Work instructions >> What is needed here is every record, retyped without any change.

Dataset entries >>
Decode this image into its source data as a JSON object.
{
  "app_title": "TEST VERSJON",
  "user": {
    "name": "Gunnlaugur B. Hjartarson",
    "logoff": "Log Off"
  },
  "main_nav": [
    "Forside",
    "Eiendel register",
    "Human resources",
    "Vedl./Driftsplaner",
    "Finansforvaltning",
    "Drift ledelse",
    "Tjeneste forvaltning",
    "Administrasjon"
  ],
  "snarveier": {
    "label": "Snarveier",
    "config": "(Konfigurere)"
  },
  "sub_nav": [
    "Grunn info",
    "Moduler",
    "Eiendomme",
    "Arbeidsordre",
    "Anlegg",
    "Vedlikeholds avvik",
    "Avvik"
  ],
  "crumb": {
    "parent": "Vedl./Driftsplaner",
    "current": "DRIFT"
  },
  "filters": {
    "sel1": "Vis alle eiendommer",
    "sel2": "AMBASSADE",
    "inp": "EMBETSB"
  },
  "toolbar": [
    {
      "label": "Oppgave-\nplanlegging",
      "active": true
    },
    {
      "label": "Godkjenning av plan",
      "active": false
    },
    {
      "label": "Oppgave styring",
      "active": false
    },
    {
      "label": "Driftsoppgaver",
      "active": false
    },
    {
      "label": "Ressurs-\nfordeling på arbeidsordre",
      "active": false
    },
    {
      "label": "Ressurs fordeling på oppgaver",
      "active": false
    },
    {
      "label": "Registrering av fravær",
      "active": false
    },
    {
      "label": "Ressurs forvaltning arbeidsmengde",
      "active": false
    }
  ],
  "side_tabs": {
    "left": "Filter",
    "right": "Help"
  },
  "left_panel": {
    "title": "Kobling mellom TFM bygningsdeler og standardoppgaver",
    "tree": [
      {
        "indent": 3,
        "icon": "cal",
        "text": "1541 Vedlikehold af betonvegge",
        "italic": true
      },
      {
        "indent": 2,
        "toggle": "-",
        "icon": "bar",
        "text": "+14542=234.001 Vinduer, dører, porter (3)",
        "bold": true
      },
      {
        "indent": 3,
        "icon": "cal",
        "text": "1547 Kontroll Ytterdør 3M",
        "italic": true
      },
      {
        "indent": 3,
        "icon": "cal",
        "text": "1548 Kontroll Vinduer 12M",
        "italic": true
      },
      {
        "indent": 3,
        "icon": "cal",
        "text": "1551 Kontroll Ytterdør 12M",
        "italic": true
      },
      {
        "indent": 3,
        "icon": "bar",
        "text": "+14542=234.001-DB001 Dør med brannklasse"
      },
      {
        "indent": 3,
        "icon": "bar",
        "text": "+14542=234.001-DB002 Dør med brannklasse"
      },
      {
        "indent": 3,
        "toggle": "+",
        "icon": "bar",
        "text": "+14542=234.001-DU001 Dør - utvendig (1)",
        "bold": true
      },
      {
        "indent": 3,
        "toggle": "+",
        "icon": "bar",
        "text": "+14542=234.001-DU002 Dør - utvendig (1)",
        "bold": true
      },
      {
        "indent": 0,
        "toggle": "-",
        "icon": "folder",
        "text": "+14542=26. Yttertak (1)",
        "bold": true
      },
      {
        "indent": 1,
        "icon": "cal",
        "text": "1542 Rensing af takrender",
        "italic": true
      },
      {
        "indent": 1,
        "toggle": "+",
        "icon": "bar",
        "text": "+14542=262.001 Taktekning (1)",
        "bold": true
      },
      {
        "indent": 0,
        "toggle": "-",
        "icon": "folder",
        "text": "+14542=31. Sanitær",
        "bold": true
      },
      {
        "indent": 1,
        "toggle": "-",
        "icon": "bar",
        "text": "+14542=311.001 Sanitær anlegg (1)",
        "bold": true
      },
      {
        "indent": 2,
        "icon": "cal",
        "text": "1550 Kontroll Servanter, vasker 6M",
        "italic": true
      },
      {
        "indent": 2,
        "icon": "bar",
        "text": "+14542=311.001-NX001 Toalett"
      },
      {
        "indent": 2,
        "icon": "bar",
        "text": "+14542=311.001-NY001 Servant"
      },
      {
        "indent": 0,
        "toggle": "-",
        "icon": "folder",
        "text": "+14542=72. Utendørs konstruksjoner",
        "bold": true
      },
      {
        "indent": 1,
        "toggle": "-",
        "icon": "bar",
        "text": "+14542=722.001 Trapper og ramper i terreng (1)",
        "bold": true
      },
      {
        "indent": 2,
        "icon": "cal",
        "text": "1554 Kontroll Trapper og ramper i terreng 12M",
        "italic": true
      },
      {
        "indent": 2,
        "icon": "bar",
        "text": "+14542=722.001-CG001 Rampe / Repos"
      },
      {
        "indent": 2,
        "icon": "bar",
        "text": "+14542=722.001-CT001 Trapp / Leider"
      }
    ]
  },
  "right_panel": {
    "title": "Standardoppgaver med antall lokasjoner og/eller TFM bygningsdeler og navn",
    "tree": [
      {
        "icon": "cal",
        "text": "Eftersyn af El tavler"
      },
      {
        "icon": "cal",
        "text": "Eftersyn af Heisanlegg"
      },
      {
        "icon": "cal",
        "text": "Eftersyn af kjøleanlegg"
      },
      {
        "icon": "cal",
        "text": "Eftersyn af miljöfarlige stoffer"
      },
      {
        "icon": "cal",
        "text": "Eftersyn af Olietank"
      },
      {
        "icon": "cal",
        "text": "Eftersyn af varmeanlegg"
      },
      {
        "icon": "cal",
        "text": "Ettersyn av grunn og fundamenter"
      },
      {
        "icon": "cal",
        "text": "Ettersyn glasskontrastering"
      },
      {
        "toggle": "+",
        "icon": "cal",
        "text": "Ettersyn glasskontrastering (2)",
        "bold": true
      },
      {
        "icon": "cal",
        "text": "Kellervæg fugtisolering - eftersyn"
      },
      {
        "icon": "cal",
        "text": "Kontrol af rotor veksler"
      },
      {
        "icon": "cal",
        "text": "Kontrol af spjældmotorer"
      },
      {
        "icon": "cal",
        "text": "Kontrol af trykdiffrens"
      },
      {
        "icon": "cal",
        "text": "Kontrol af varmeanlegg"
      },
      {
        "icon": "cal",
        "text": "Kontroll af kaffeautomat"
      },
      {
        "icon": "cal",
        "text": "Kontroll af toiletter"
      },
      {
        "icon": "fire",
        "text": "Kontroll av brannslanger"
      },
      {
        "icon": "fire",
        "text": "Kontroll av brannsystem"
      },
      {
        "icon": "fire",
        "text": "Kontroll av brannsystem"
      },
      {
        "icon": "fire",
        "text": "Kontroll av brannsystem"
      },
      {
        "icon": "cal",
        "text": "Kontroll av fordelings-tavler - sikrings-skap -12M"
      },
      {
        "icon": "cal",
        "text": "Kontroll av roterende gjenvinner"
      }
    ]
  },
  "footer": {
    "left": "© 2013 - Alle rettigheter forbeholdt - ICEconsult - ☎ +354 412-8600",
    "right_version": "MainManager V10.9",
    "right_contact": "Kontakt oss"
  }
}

Your solution >>
Decode this image into its source data as a JSON object.
{
  "app_title": "TEST VERSJON",
  "user": {
    "name": "Gunnlaugur B. Hjartarson",
    "logoff": "Log Off"
  },
  "main_nav": [
    "Forside",
    "Eiendel register",
    "Human resources",
    "Vedl./Driftsplaner",
    "Finansforvaltning",
    "Drift ledelse",
    "Tjeneste forvaltning",
    "Administrasjon"
  ],
  "snarveier": {
    "label": "Snarveier",
    "config": "(Konfigurere)"
  },
  "sub_nav": [
    "Grunn info",
    "Moduler",
    "Eiendomme",
    "Arbeidsordre",
    "Anlegg",
    "Vedlikeholds avvik",
    "Avvik"
  ],
  "crumb": {
    "parent": "Vedl./Driftsplaner",
    "current": "DRIFT"
  },
  "filters": {
    "sel1": "Vis alle eiendommer",
    "sel2": "AMBASSADE",
    "inp": "EMBETSB"
  },
  "toolbar": [
    {
      "label": "Oppgave-\nplanlegging",
      "active": true
    },
    {
      "label": "Godkjenning av plan",
      "active": false
    },
    {
      "label": "Oppgave styring",
      "active": false
    },
    {
      "label": "Driftsoppgaver",
      "active": false
    },
    {
      "label": "Ressurs-\nfordeling på arbeidsordre",
      "active": false
    },
    {
      "label": "Ressurs fordeling på oppgaver",
      "active": false
    },
    {
      "label": "Registrering av fravær",
      "active": false
    },
    {
      "label": "Ressurs forvaltning arbeidsmengde",
      "active": false
    }
  ],
  "side_tabs": {
    "left": "Filter",
    "right": "Help"
  },
  "left_panel": {
    "title": "Kobling mellom TFM bygningsdeler og standardoppgaver",
    "tree": [
      {
        "indent": 3,
        "icon": "cal",
        "text": "1541 Vedlikehold af betonvegge",
        "italic": true
      },
      {
        "indent": 2,
        "toggle": "-",
        "icon": "bar",
        "text": "+14542=234.001 Vinduer, dører, porter (3)",
        "bold": true
      },
      {
        "indent": 3,
        "icon": "cal",
        "text": "1547 Kontroll Ytterdør 3M",
        "italic": true
      },
      {
        "indent": 3,
        "icon": "cal",
        "text": "1548 Kontroll Vinduer 12M",
        "italic": true
      },
      {
        "indent": 3,
        "icon": "cal",
        "text": "1551 Kontroll Ytterdør 12M",
        "italic": true
      },
      {
        "indent": 3,
        "icon": "bar",
        "text": "+14542=234.001-DB001 Dør med brannklasse"
      },
      {
        "indent": 3,
        "icon": "bar",
        "text": "+14542=234.001-DB002 Dør med brannklasse"
      },
      {
        "indent": 3,
        "toggle": "+",
        "icon": "bar",
        "text": "+14542=234.001-DU001 Dør - utvendig (1)",
        "bold": true
      },
      {
        "indent": 3,
        "toggle": "+",
        "icon": "bar",
        "text": "+14542=234.001-DU002 Dør - utvendig (1)",
        "bold": true
      },
      {
        "indent": 0,
        "toggle": "-",
        "icon": "folder",
        "text": "+14542=26. Yttertak (1)",
        "bold": true
      },
      {
        "indent": 1,
        "icon": "cal",
        "text": "1542 Rensing af takrender",
        "italic": true
      },
      {
        "indent": 1,
        "toggle": "+",
        "icon": "bar",
        "text": "+14542=262.001 Taktekning (1)",
        "bold": true
      },
      {
        "indent": 0,
        "toggle": "-",
        "icon": "folder",
        "text": "+14542=31. Sanitær",
        "bold": true
      },
      {
        "indent": 1,
        "toggle": "-",
        "icon": "bar",
        "text": "+14542=311.001 Sanitær anlegg (1)",
        "bold": true
      },
      {
        "indent": 2,
        "icon": "cal",
        "text": "1550 Kontroll Servanter, vasker 6M",
        "italic": true
      },
      {
        "indent": 2,
        "icon": "bar",
        "text": "+14542=311.001-NX001 Toalett"
      },
      {
        "indent": 2,
        "icon": "bar",
        "text": "+14542=311.001-NY001 Servant"
      },
      {
        "indent": 0,
        "toggle": "-",
        "icon": "folder",
        "text": "+14542=72. Utendørs konstruksjoner",
        "bold": true
      },
      {
        "indent": 1,
        "toggle": "-",
        "icon": "bar",
        "text": "+14542=722.001 Trapper og ramper i terreng (1)",
        "bold": true
      },
      {
        "indent": 2,
        "icon": "cal",
        "text": "1554 Kontroll Trapper og ramper i terreng 12M",
        "italic": true
      },
      {
        "indent": 2,
        "icon": "bar",
        "text": "+14542=722.001-CG001 Rampe / Repos"
      },
      {
        "indent": 2,
        "icon": "bar",
        "text": "+14542=722.001-CT001 Trapp / Leider"
      }
    ]
  },
  "right_panel": {
    "title": "Standardoppgaver med antall lokasjoner og/eller TFM bygningsdeler og navn",
    "tree": [
      {
        "icon": "cal",
        "text": "Eftersyn af El tavler"
      },
      {
        "icon": "cal",
        "text": "Eftersyn af Heisanlegg"
      },
      {
        "icon": "cal",
        "text": "Eftersyn af kjøleanlegg"
      },
      {
        "icon": "cal",
        "text": "Eftersyn af miljöfarlige stoffer"
      },
      {
        "icon": "cal",
        "text": "Eftersyn af Olietank"
      },
      {
        "icon": "cal",
        "text": "Eftersyn af varmeanlegg"
      },
      {
        "icon": "cal",
        "text": "Ettersyn av grunn og fundamenter"
      },
      {
        "icon": "cal",
        "text": "Ettersyn glasskontrastering"
      },
      {
        "toggle": "+",
        "icon": "cal",
        "text": "Ettersyn glasskontrastering (2)",
        "bold": true
      },
      {
        "icon": "cal",
        "text": "Kellervæg fugtisolering - eftersyn"
      },
      {
        "icon": "cal",
        "text": "Kontrol af rotor veksler"
      },
      {
        "icon": "cal",
        "text": "Kontrol af spjældmotorer"
      },
      {
        "icon": "cal",
        "text": "Kontrol af trykdiffrens"
      },
      {
        "icon": "cal",
        "text": "Kontrol af varmeanlegg"
      },
      {
        "icon": "cal",
        "text": "Kontroll af kaffeautomat"
      },
      {
        "icon": "cal",
        "text": "Kontroll af toiletter"
      },
      {
        "icon": "fire",
        "text": "Kontroll av brannslanger"
      },
      {
        "icon": "fire",
        "text": "Kontroll av brannsystem"
      },
      {
        "icon": "fire",
        "text": "Kontroll av brannsystem"
      },
      {
        "icon": "fire",
        "text": "Kontroll av brannsystem"
      },
      {
        "icon": "cal",
        "text": "Kontroll av fordelings-tavler - sikrings-skap -12M"
      },
      {
        "icon": "cal",
        "text": "Kontroll av roterende gjenvinner"
      }
    ]
  },
  "footer": {
    "left": "© 2013 - Alle rettigheter forbeholdt - ICEconsult - ☎ +354 412-8600",
    "right_version": "MainManager V10.9",
    "right_contact": "Kontakt oss"
  }
}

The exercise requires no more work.